━━━━━ Task material ━━━━━

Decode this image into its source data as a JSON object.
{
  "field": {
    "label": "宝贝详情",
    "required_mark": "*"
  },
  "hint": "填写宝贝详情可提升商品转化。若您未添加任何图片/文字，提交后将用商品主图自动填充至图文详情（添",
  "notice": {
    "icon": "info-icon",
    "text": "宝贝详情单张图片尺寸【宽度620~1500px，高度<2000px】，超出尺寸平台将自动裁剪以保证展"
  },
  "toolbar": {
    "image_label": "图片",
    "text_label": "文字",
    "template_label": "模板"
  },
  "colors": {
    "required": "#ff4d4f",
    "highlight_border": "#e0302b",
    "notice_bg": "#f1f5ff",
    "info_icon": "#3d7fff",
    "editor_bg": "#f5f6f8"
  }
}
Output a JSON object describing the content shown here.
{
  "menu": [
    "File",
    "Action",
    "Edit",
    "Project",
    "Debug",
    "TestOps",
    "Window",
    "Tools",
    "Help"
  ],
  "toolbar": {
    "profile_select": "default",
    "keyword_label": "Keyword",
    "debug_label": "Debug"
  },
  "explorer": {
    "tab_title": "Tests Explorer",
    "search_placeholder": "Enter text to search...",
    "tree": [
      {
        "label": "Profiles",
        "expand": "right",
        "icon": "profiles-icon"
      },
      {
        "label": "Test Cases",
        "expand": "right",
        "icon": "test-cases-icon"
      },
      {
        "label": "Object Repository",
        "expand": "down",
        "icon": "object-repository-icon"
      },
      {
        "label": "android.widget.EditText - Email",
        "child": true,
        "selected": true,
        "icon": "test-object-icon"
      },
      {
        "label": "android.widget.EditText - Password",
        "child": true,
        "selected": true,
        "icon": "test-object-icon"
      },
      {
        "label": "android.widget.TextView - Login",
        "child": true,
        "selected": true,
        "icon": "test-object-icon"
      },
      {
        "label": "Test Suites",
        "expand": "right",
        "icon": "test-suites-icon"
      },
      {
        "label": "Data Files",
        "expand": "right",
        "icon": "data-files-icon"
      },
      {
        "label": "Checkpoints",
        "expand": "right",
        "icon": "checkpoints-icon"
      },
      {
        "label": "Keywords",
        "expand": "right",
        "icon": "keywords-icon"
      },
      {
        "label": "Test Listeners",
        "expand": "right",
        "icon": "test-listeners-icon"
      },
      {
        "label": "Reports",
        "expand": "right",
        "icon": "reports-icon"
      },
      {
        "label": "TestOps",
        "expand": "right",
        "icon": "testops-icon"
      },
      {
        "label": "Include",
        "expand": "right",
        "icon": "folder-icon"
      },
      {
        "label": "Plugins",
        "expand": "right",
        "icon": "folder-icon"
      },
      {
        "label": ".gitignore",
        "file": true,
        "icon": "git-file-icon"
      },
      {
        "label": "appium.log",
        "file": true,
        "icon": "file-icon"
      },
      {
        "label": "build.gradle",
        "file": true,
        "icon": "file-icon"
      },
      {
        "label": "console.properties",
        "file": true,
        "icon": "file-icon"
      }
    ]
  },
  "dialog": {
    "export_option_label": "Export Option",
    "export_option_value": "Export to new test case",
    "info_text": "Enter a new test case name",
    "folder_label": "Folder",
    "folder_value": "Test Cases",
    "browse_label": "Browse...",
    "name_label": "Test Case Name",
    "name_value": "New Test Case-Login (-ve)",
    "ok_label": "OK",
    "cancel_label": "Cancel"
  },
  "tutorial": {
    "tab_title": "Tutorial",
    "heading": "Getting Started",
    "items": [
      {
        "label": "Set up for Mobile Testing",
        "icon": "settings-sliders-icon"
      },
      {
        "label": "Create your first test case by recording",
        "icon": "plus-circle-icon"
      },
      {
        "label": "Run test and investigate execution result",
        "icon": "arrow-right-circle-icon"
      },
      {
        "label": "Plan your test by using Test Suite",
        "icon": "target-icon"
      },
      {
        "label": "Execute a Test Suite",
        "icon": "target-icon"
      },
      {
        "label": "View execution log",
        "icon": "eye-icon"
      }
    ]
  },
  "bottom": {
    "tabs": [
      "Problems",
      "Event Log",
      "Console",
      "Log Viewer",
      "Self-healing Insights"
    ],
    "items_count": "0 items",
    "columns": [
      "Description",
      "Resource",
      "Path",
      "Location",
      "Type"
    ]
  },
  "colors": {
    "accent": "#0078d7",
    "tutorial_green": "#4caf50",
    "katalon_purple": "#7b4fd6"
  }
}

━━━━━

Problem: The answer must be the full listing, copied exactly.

Answer for this exercise:
Decode this image into its source data as a JSON object.
{
  "field": {
    "label": "宝贝详情",
    "required_mark": "*"
  },
  "hint": "填写宝贝详情可提升商品转化。若您未添加任何图片/文字，提交后将用商品主图自动填充至图文详情（添",
  "notice": {
    "icon": "info-icon",
    "text": "宝贝详情单张图片尺寸【宽度620~1500px，高度<2000px】，超出尺寸平台将自动裁剪以保证展"
  },
  "toolbar": {
    "image_label": "图片",
    "text_label": "文字",
    "template_label": "模板"
  },
  "colors": {
    "required": "#ff4d4f",
    "highlight_border": "#e0302b",
    "notice_bg": "#f1f5ff",
    "info_icon": "#3d7fff",
    "editor_bg": "#f5f6f8"
  }
}
Output a JSON object describing the content shown here.
{
  "menu": [
    "File",
    "Action",
    "Edit",
    "Project",
    "Debug",
    "TestOps",
    "Window",
    "Tools",
    "Help"
  ],
  "toolbar": {
    "profile_select": "default",
    "keyword_label": "Keyword",
    "debug_label": "Debug"
  },
  "explorer": {
    "tab_title": "Tests Explorer",
    "search_placeholder": "Enter text to search...",
    "tree": [
      {
        "label": "Profiles",
        "expand": "right",
        "icon": "profiles-icon"
      },
      {
        "label": "Test Cases",
        "expand": "right",
        "icon": "test-cases-icon"
      },
      {
        "label": "Object Repository",
        "expand": "down",
        "icon": "object-repository-icon"
      },
      {
        "label": "android.widget.EditText - Email",
        "child": true,
        "selected": true,
        "icon": "test-object-icon"
      },
      {
        "label": "android.widget.EditText - Password",
        "child": true,
        "selected": true,
        "icon": "test-object-icon"
      },
      {
        "label": "android.widget.TextView - Login",
        "child": true,
        "selected": true,
        "icon": "test-object-icon"
      },
      {
        "label": "Test Suites",
        "expand": "right",
        "icon": "test-suites-icon"
      },
      {
        "label": "Data Files",
        "expand": "right",
        "icon": "data-files-icon"
      },
      {
        "label": "Checkpoints",
        "expand": "right",
        "icon": "checkpoints-icon"
      },
      {
        "label": "Keywords",
        "expand": "right",
        "icon": "keywords-icon"
      },
      {
        "label": "Test Listeners",
        "expand": "right",
        "icon": "test-listeners-icon"
      },
      {
        "label": "Reports",
        "expand": "right",
        "icon": "reports-icon"
      },
      {
        "label": "TestOps",
        "expand": "right",
        "icon": "testops-icon"
      },
      {
        "label": "Include",
        "expand": "right",
        "icon": "folder-icon"
      },
      {
        "label": "Plugins",
        "expand": "right",
        "icon": "folder-icon"
      },
      {
        "label": ".gitignore",
        "file": true,
        "icon": "git-file-icon"
      },
      {
        "label": "appium.log",
        "file": true,
        "icon": "file-icon"
      },
      {
        "label": "build.gradle",
        "file": true,
        "icon": "file-icon"
      },
      {
        "label": "console.properties",
        "file": true,
        "icon": "file-icon"
      }
    ]
  },
  "dialog": {
    "export_option_label": "Export Option",
    "export_option_value": "Export to new test case",
    "info_text": "Enter a new test case name",
    "folder_label": "Folder",
    "folder_value": "Test Cases",
    "browse_label": "Browse...",
    "name_label": "Test Case Name",
    "name_value": "New Test Case-Login (-ve)",
    "ok_label": "OK",
    "cancel_label": "Cancel"
  },
  "tutorial": {
    "tab_title": "Tutorial",
    "heading": "Getting Started",
    "items": [
      {
        "label": "Set up for Mobile Testing",
        "icon": "settings-sliders-icon"
      },
      {
        "label": "Create your first test case by recording",
        "icon": "plus-circle-icon"
      },
      {
        "label": "Run test and investigate execution result",
        "icon": "arrow-right-circle-icon"
      },
      {
        "label": "Plan your test by using Test Suite",
        "icon": "target-icon"
      },
      {
        "label": "Execute a Test Suite",
        "icon": "target-icon"
      },
      {
        "label": "View execution log",
        "icon": "eye-icon"
      }
    ]
  },
  "bottom": {
    "tabs": [
      "Problems",
      "Event Log",
      "Console",
      "Log Viewer",
      "Self-healing Insights"
    ],
    "items_count": "0 items",
    "columns": [
      "Description",
      "Resource",
      "Path",
      "Location",
      "Type"
    ]
  },
  "colors": {
    "accent": "#0078d7",
    "tutorial_green": "#4caf50",
    "katalon_purple": "#7b4fd6"
  }
}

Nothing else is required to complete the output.